This assumption among many watchers that an increase in the monetary supply must lead to inflation is flawed according to Basmajian. "GDP is equal to Money Supply times Velocity of Money," he explains. And the velocity of money has been falling despite the massive rise in the underlying monetary supply. "Businesses need to pay back all of this debt at some point in the future - which makes them less likely to take on more debt to grow their businesses by hiring more or opening new locations."



As Head of Macro Research at Pervalle Global, a discretionary hedge fund specializing in global macro-driven trades across all major asset classes, Basmajian spends much of his day poring over macro-economic data from across the globe. The NY-based hedge fund then makes bets based largely on Eric's reading of the macro tea leaves.

In addition to his role at Pervalle, Eric runs his own Seeking Alpha Marketplace service, EPB Macro Research. Subscribers to EPB Macro Research gain access to EPB’s Model Tactical Asset Allocation and Long-Only Asset Allocation portfolios - 2 low cost, all-ETF portfolios overseen directly by Eric. By combining an asset class mix that includes stocks, bonds, gold and commodities - tilting based on underlying macroeconomic conditions - Eric has created an all-weather portfolio which tamps down risk and volatility while attaining impressive longer-term appreciation of capital.

Whether you're an inflation bull or bear, you will not want to miss Eric's perspectives and practical portfolio advice in the latest joint episode of Let's Talk ETFs and The Marketplace Roundtable.

Show Notes

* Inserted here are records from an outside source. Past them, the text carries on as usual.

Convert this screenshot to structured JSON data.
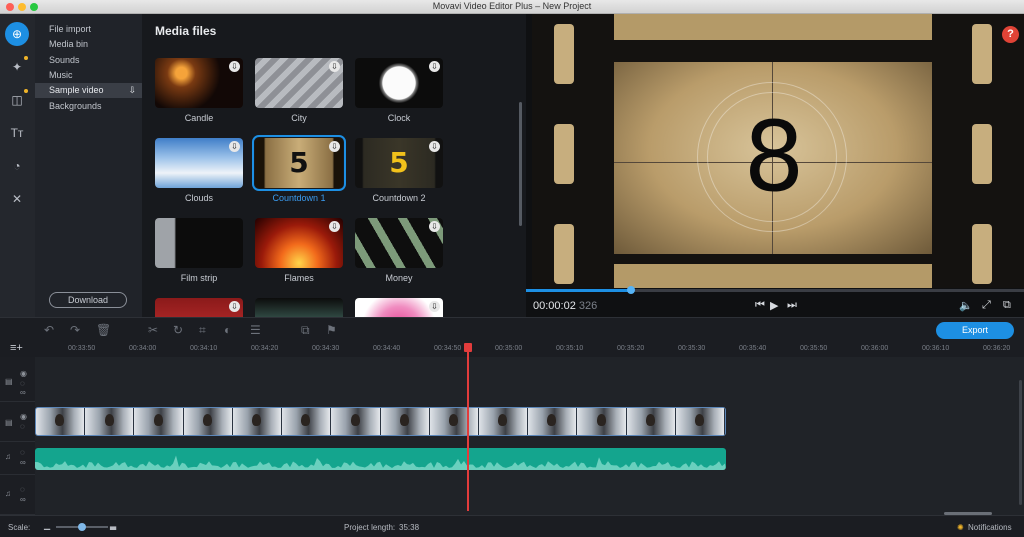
{
  "window": {
    "title": "Movavi Video Editor Plus – New Project"
  },
  "left_icons": [
    {
      "name": "import-icon",
      "glyph": "⊕",
      "active": true
    },
    {
      "name": "magic-wand-icon",
      "glyph": "✦",
      "badge": true
    },
    {
      "name": "transitions-icon",
      "glyph": "◫",
      "badge": true
    },
    {
      "name": "titles-icon",
      "glyph": "Tт"
    },
    {
      "name": "stickers-icon",
      "glyph": "◔"
    },
    {
      "name": "tools-icon",
      "glyph": "✕"
    }
  ],
  "sidebar": {
    "items": [
      {
        "label": "File import"
      },
      {
        "label": "Media bin"
      },
      {
        "label": "Sounds"
      },
      {
        "label": "Music"
      },
      {
        "label": "Sample video",
        "active": true,
        "icon": "⇩"
      },
      {
        "label": "Backgrounds"
      }
    ],
    "download_label": "Download"
  },
  "media": {
    "title": "Media files",
    "tiles": [
      {
        "label": "Candle",
        "download": true
      },
      {
        "label": "City",
        "download": true
      },
      {
        "label": "Clock",
        "download": true
      },
      {
        "label": "Clouds",
        "download": true
      },
      {
        "label": "Countdown 1",
        "download": true,
        "selected": true,
        "overlay": "5"
      },
      {
        "label": "Countdown 2",
        "download": true,
        "overlay": "5"
      },
      {
        "label": "Film strip",
        "download": false
      },
      {
        "label": "Flames",
        "download": true
      },
      {
        "label": "Money",
        "download": true
      },
      {
        "label": "",
        "download": true
      },
      {
        "label": "",
        "download": false
      },
      {
        "label": "",
        "download": true
      }
    ]
  },
  "preview": {
    "number": "8",
    "help": "?",
    "timecode": "00:00:02",
    "timecode_ms": "326",
    "progress_fraction": 0.21
  },
  "toolbar": {
    "export_label": "Export"
  },
  "ruler": {
    "ticks": [
      "00:33:50",
      "00:34:00",
      "00:34:10",
      "00:34:20",
      "00:34:30",
      "00:34:40",
      "00:34:50",
      "00:35:00",
      "00:35:10",
      "00:35:20",
      "00:35:30",
      "00:35:40",
      "00:35:50",
      "00:36:00",
      "00:36:10",
      "00:36:20"
    ]
  },
  "status": {
    "scale_label": "Scale:",
    "project_length_label": "Project length:",
    "project_length": "35:38",
    "notifications_label": "Notifications"
  },
  "colors": {
    "accent": "#1d8fe3",
    "audio": "#14a58e",
    "playhead": "#e23c3c"
  }
}
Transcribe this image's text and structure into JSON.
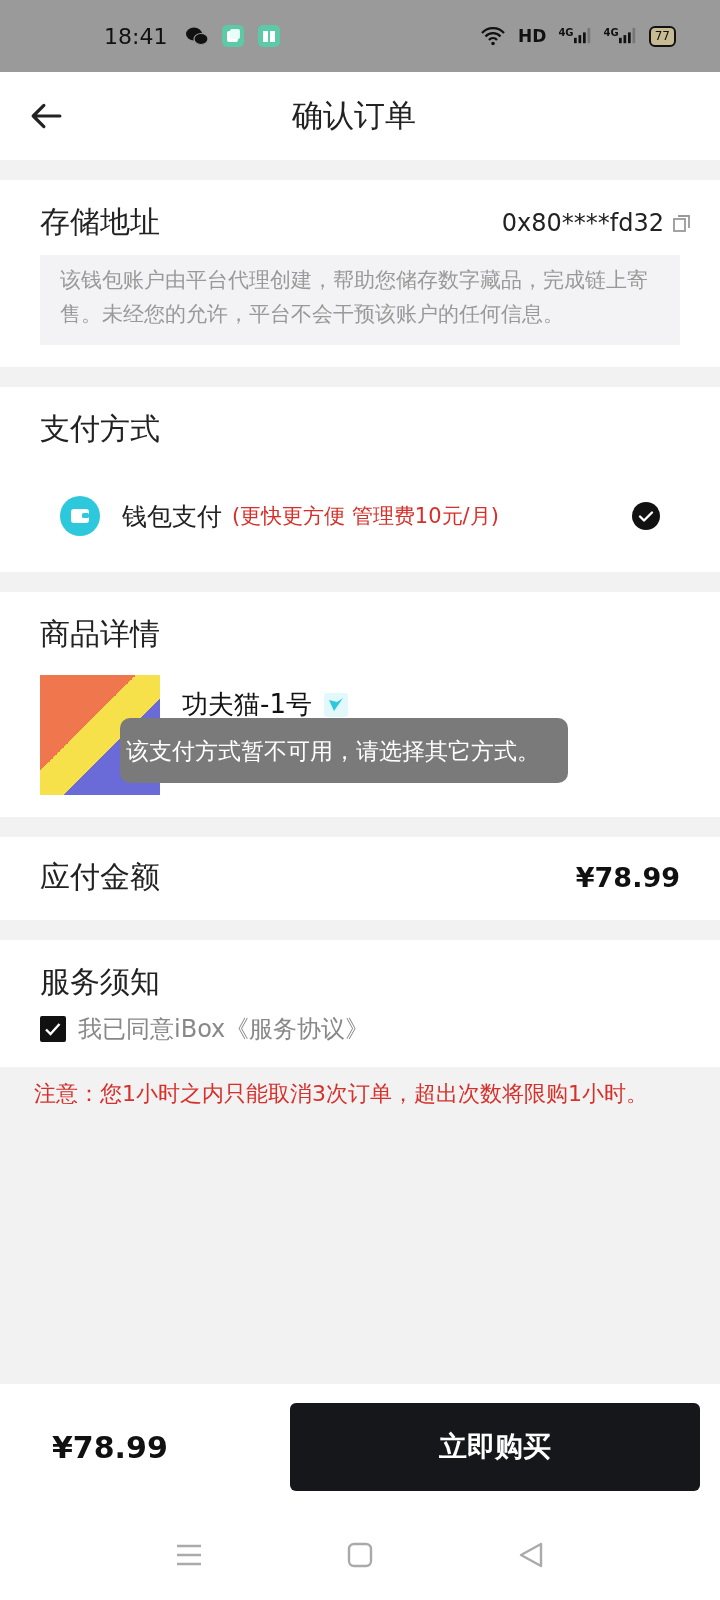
{
  "status_bar": {
    "time": "18:41",
    "network": "HD",
    "signals": [
      "4G",
      "4G"
    ],
    "battery": "77"
  },
  "header": {
    "title": "确认订单"
  },
  "storage": {
    "title": "存储地址",
    "address": "0x80****fd32",
    "note": "该钱包账户由平台代理创建，帮助您储存数字藏品，完成链上寄售。未经您的允许，平台不会干预该账户的任何信息。"
  },
  "payment": {
    "title": "支付方式",
    "methods": [
      {
        "name": "钱包支付",
        "note": "(更快更方便 管理费10元/月)",
        "selected": true
      }
    ]
  },
  "product": {
    "title": "商品详情",
    "name": "功夫猫-1号"
  },
  "toast": {
    "message": "该支付方式暂不可用，请选择其它方式。"
  },
  "amount": {
    "label": "应付金额",
    "value": "¥78.99"
  },
  "service": {
    "title": "服务须知",
    "agreement": {
      "text": "我已同意iBox《服务协议》",
      "checked": true
    }
  },
  "notice": "注意：您1小时之内只能取消3次订单，超出次数将限购1小时。",
  "footer": {
    "price": "¥78.99",
    "button": "立即购买"
  }
}
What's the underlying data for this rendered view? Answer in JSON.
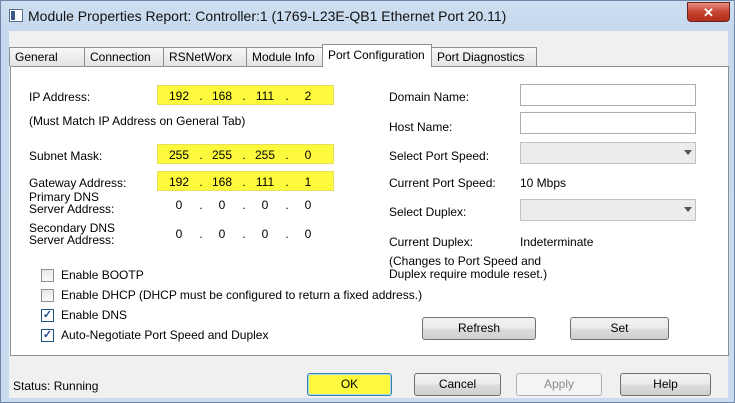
{
  "window": {
    "title": "Module Properties Report: Controller:1 (1769-L23E-QB1 Ethernet Port 20.11)",
    "close_label": "✕"
  },
  "tabs": [
    {
      "label": "General"
    },
    {
      "label": "Connection"
    },
    {
      "label": "RSNetWorx"
    },
    {
      "label": "Module Info"
    },
    {
      "label": "Port Configuration",
      "active": true
    },
    {
      "label": "Port Diagnostics"
    }
  ],
  "left": {
    "ip_label": "IP Address:",
    "ip": [
      "192",
      "168",
      "111",
      "2"
    ],
    "ip_note": "(Must Match IP Address on General Tab)",
    "subnet_label": "Subnet Mask:",
    "subnet": [
      "255",
      "255",
      "255",
      "0"
    ],
    "gateway_label": "Gateway Address:",
    "gateway": [
      "192",
      "168",
      "111",
      "1"
    ],
    "pdns_label_1": "Primary DNS",
    "pdns_label_2": "Server Address:",
    "pdns": [
      "0",
      "0",
      "0",
      "0"
    ],
    "sdns_label_1": "Secondary DNS",
    "sdns_label_2": "Server Address:",
    "sdns": [
      "0",
      "0",
      "0",
      "0"
    ],
    "dot": "."
  },
  "checks": {
    "bootp": {
      "label": "Enable BOOTP",
      "checked": false
    },
    "dhcp": {
      "label": "Enable DHCP  (DHCP must be configured to return a fixed address.)",
      "checked": false
    },
    "dns": {
      "label": "Enable DNS",
      "checked": true
    },
    "autoneg": {
      "label": "Auto-Negotiate Port Speed and Duplex",
      "checked": true
    },
    "check_glyph": "✓"
  },
  "right": {
    "domain_label": "Domain Name:",
    "domain_value": "",
    "host_label": "Host Name:",
    "host_value": "",
    "port_speed_label": "Select Port Speed:",
    "port_speed_value": "",
    "current_speed_label": "Current Port Speed:",
    "current_speed_value": "10 Mbps",
    "duplex_label": "Select Duplex:",
    "duplex_value": "",
    "current_duplex_label": "Current Duplex:",
    "current_duplex_value": "Indeterminate",
    "note_1": "(Changes to Port Speed and",
    "note_2": "Duplex require module reset.)",
    "refresh_label": "Refresh",
    "set_label": "Set"
  },
  "status": {
    "text": "Status:  Running",
    "ok_label": "OK",
    "cancel_label": "Cancel",
    "apply_label": "Apply",
    "help_label": "Help"
  },
  "colors": {
    "highlight": "#fdf93c",
    "titlebar": "#c5d8ee",
    "close": "#c74431"
  }
}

  • 4:30 - Eric's personal COVID-19 story
  • 8:00 - Stock vs. Bonds (SHY): A tale of two markets - Which is right?
  • 13:30 - The current environment is a deflationary one - here's why
  • 21:30 - Is the US just a generation behind Japan and Europe when it comes to monetary policy and its likely affect on underlying growth?
  • 29:30 - Productive vs. Unproductive debt: Prospects for future growth (KRE) (XLF)
  • 39:30 - What is the theoretical case for inflation once the dust from COVID-19 settles in a few years?
  • 45:15 - What would be the likely outcome if an emerging economy's central bank followed the same playbook as the Fed?
  • 48:00 - Positioning portfolios in the current environment (SPY), (PDBC), (TLT), (IEI), (SHV), (VXUS)
  • 1:00:00 - Would you consider a short position in something like (XLE) or (XOP) given the potential economic downside that still exists in the energy sector?
  • 1:08:30 - Are you currently over- or under-weight gold? (GLD)
  • 1:14:45 - How about gold miners? (GDX)
  • 1:17:00 - How do you make sense of the extreme bullish stock market action of the last month or so? (QQQ) (DIA) (IVV) (VOO)

Disclosure: I am/we are long SPY, GLD, PDBC, TLT, IEI, SHV, QQQ, VOO, BAR, SHY, GBILVXUS, KRE. I wrote this article myself, and it expresses my own opinions. I am not receiving compensation for it (other than from Seeking Alpha). I have no business relationship with any company whose stock is mentioned in this article.

Additional disclosure: Eric Basmajian is long SPY, GLD, PDBC, TLT, IEI, SHV, VXUS and is short KRE.

Jonathan Liss is long QQQ, VOO, BAR, SHY and GBIL.